Iron, when heated in the flames and pounded, becomes a fine sword. Worthies and sages are tested by abuse. My present exile is not because of any secular crime. It is solely so that I may expiate in this lifetime my past grave offenses and be freed in the next from the three evil paths.

WND I: 32, p 32

This letter was written on the twentieth day of the third month, 1272, some five months after Nichiren Daishonin had arrived on the island of Sado to begin his exile there. He addressed it to Toki Jōnin, a samurai serving as a leading retainer to Lord Chiba, the constable of Shimōsa Province, to Saburō Saemon (Shijō Kingo) in Kamakura, and to other staunch followers.

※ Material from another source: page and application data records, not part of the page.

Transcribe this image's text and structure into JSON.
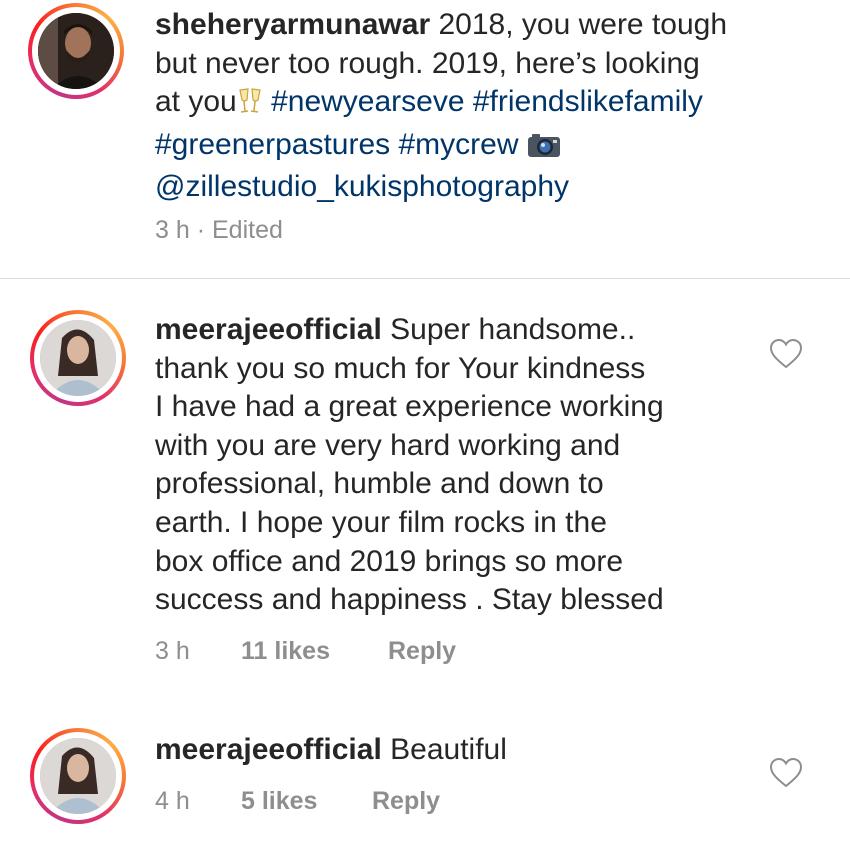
{
  "caption": {
    "username": "sheheryarmunawar",
    "line1_text": " 2018, you were tough",
    "line2_text": "but never too rough.  2019, here’s looking",
    "line3_text": "at you",
    "line3_emoji": "clinking-glasses-icon",
    "line3_hashtags": " #newyearseve #friendslikefamily",
    "line4_hashtags": "#greenerpastures #mycrew ",
    "line4_emoji": "camera-icon",
    "line5_mention": "@zillestudio_kukisphotography",
    "time": "3 h",
    "separator": " · ",
    "edited": "Edited"
  },
  "comments": [
    {
      "username": "meerajeeofficial",
      "lines": [
        " Super handsome..",
        "thank you so much for Your kindness",
        "I have had a great experience working",
        "with you are very hard working and",
        "professional, humble and down to",
        "earth. I hope your film rocks in the",
        "box office and 2019 brings so more",
        "success and happiness . Stay blessed"
      ],
      "time": "3 h",
      "likes": "11 likes",
      "reply": "Reply",
      "like_icon": "heart-outline-icon"
    },
    {
      "username": "meerajeeofficial",
      "lines": [
        " Beautiful"
      ],
      "time": "4 h",
      "likes": "5 likes",
      "reply": "Reply",
      "like_icon": "heart-outline-icon"
    }
  ],
  "colors": {
    "text": "#262626",
    "hashtag": "#003569",
    "meta": "#8e8e8e",
    "divider": "#dbdbdb"
  }
}
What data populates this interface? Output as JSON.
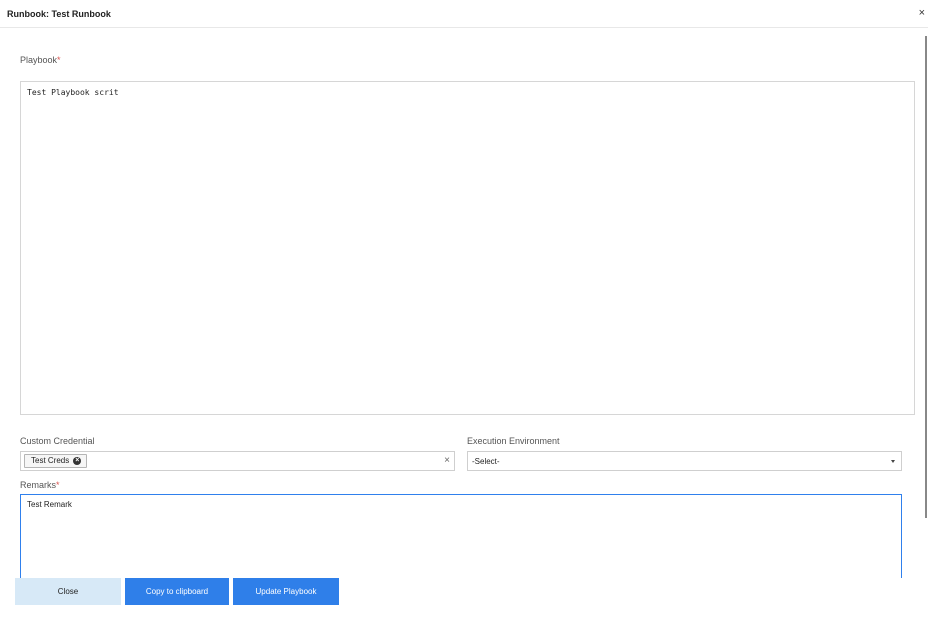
{
  "modal": {
    "title": "Runbook: Test Runbook",
    "close_glyph": "×"
  },
  "playbook": {
    "label": "Playbook",
    "required_mark": "*",
    "value": "Test Playbook scrit"
  },
  "custom_credential": {
    "label": "Custom Credential",
    "chips": [
      {
        "label": "Test Creds",
        "remove_icon": "circle-x-icon"
      }
    ],
    "clear_glyph": "×"
  },
  "execution_environment": {
    "label": "Execution Environment",
    "selected": "-Select-"
  },
  "remarks": {
    "label": "Remarks",
    "required_mark": "*",
    "value": "Test Remark"
  },
  "footer": {
    "close_label": "Close",
    "copy_label": "Copy to clipboard",
    "update_label": "Update Playbook"
  },
  "colors": {
    "primary": "#2f7fe9",
    "secondary": "#d7e9f7",
    "required": "#d9534f",
    "focus_border": "#2f80ed"
  }
}
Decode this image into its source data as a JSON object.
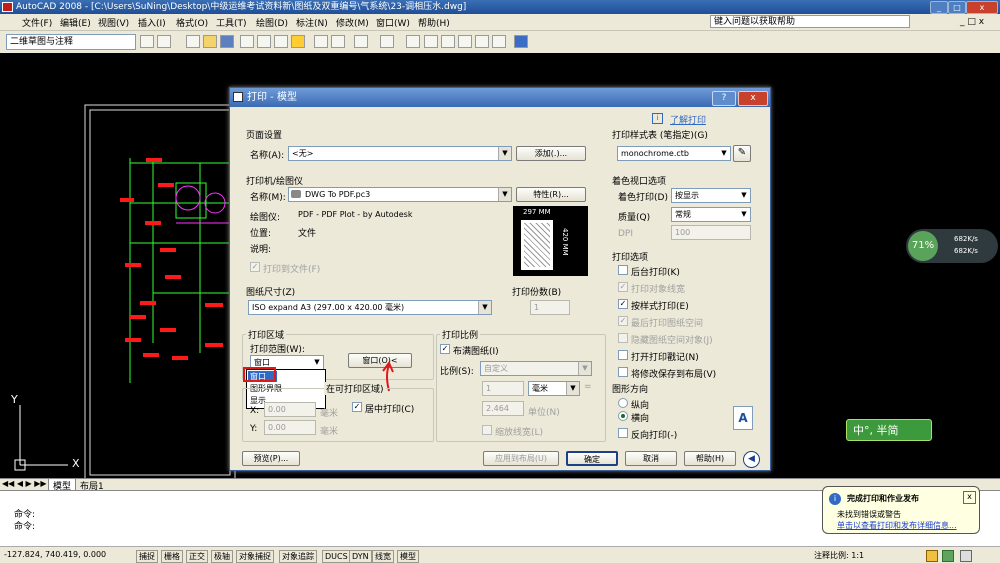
{
  "window": {
    "title": "AutoCAD 2008 - [C:\\Users\\SuNing\\Desktop\\中级运维考试资料新\\图纸及双重编号\\气系统\\23-调相压水.dwg]",
    "min": "_",
    "max": "□",
    "close": "x"
  },
  "menu": [
    "文件(F)",
    "编辑(E)",
    "视图(V)",
    "插入(I)",
    "格式(O)",
    "工具(T)",
    "绘图(D)",
    "标注(N)",
    "修改(M)",
    "窗口(W)",
    "帮助(H)"
  ],
  "help_search_placeholder": "键入问题以获取帮助",
  "workspace": "二维草图与注释",
  "dialog": {
    "title": "打印 - 模型",
    "help_link": "了解打印",
    "page_setup": {
      "section": "页面设置",
      "name_label": "名称(A):",
      "name_value": "<无>",
      "add_button": "添加(.)..."
    },
    "printer": {
      "section": "打印机/绘图仪",
      "name_label": "名称(M):",
      "name_value": "DWG To PDF.pc3",
      "properties_button": "特性(R)...",
      "plotter_label": "绘图仪:",
      "plotter_value": "PDF - PDF Plot - by Autodesk",
      "location_label": "位置:",
      "location_value": "文件",
      "description_label": "说明:",
      "plot_to_file": "打印到文件(F)",
      "preview_width": "297 MM",
      "preview_height": "420 MM"
    },
    "paper_size": {
      "section": "图纸尺寸(Z)",
      "value": "ISO expand A3 (297.00 x 420.00 毫米)"
    },
    "copies": {
      "section": "打印份数(B)",
      "value": "1"
    },
    "plot_area": {
      "section": "打印区域",
      "what_label": "打印范围(W):",
      "what_value": "窗口",
      "window_button": "窗口(O)<",
      "options": [
        "窗口",
        "图形界限",
        "显示"
      ]
    },
    "plot_offset": {
      "section_partial": "在可打印区域)",
      "center_plot": "居中打印(C)",
      "x_label": "X:",
      "y_label": "Y:",
      "x_value": "0.00",
      "y_value": "0.00",
      "unit": "毫米"
    },
    "plot_scale": {
      "section": "打印比例",
      "fit_paper": "布满图纸(I)",
      "scale_label": "比例(S):",
      "scale_value": "自定义",
      "value1": "1",
      "unit1": "毫米",
      "value2": "2.464",
      "unit2": "单位(N)",
      "scale_lineweights": "缩放线宽(L)"
    },
    "style_table": {
      "section": "打印样式表 (笔指定)(G)",
      "value": "monochrome.ctb"
    },
    "shaded_viewport": {
      "section": "着色视口选项",
      "shade_label": "着色打印(D)",
      "shade_value": "按显示",
      "quality_label": "质量(Q)",
      "quality_value": "常规",
      "dpi_label": "DPI",
      "dpi_value": "100"
    },
    "plot_options": {
      "section": "打印选项",
      "items": [
        {
          "label": "后台打印(K)",
          "checked": false,
          "enabled": true
        },
        {
          "label": "打印对象线宽",
          "checked": true,
          "enabled": false
        },
        {
          "label": "按样式打印(E)",
          "checked": true,
          "enabled": true
        },
        {
          "label": "最后打印图纸空间",
          "checked": true,
          "enabled": false
        },
        {
          "label": "隐藏图纸空间对象(J)",
          "checked": false,
          "enabled": false
        },
        {
          "label": "打开打印戳记(N)",
          "checked": false,
          "enabled": true
        },
        {
          "label": "将修改保存到布局(V)",
          "checked": false,
          "enabled": true
        }
      ]
    },
    "orientation": {
      "section": "图形方向",
      "portrait": "纵向",
      "landscape": "横向",
      "upside_down": "反向打印(-)",
      "selected": "landscape"
    },
    "buttons": {
      "preview": "预览(P)...",
      "apply_layout": "应用到布局(U)",
      "ok": "确定",
      "cancel": "取消",
      "help": "帮助(H)"
    }
  },
  "layout_tabs": [
    "模型",
    "布局1"
  ],
  "command_lines": [
    "命令:",
    "命令:"
  ],
  "coords": "-127.824, 740.419, 0.000",
  "status_toggles": [
    "捕捉",
    "栅格",
    "正交",
    "极轴",
    "对象捕捉",
    "对象追踪",
    "DUCS",
    "DYN",
    "线宽",
    "模型"
  ],
  "annotation_scale": "注释比例: 1:1",
  "balloon": {
    "title": "完成打印和作业发布",
    "line1": "未找到错误或警告",
    "link": "单击以查看打印和发布详细信息..."
  },
  "net_widget": {
    "percent": "71%",
    "up": "682K/s",
    "down": "682K/s"
  },
  "ime": "中°, 半简",
  "ucs": {
    "x": "X",
    "y": "Y"
  },
  "colors": {
    "accent": "#316ac5",
    "highlight_box": "#e01818",
    "drawing_red": "#ff1a1a",
    "drawing_green": "#33ff33",
    "drawing_magenta": "#ff33ff"
  }
}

In this letter, he gives an elaborate explanation of karma or destiny, stating that his present difficulties arise from the fact that he slandered the Lotus Sutra in a past existence. Using himself as an example, he elucidates to his disciples the kind of spirit and practice by which they can alter their karma. He adds that persons who try to propagate the correct teaching of Buddhism vigorously will invariably face opposition, and that such opposition in reality presents an opportunity for them to change their karma. Those who have given up their faith and instead criticize are admonished that their actions bear the heaviest consequences. He compares their lack of vision to fireflies who laugh at the sun.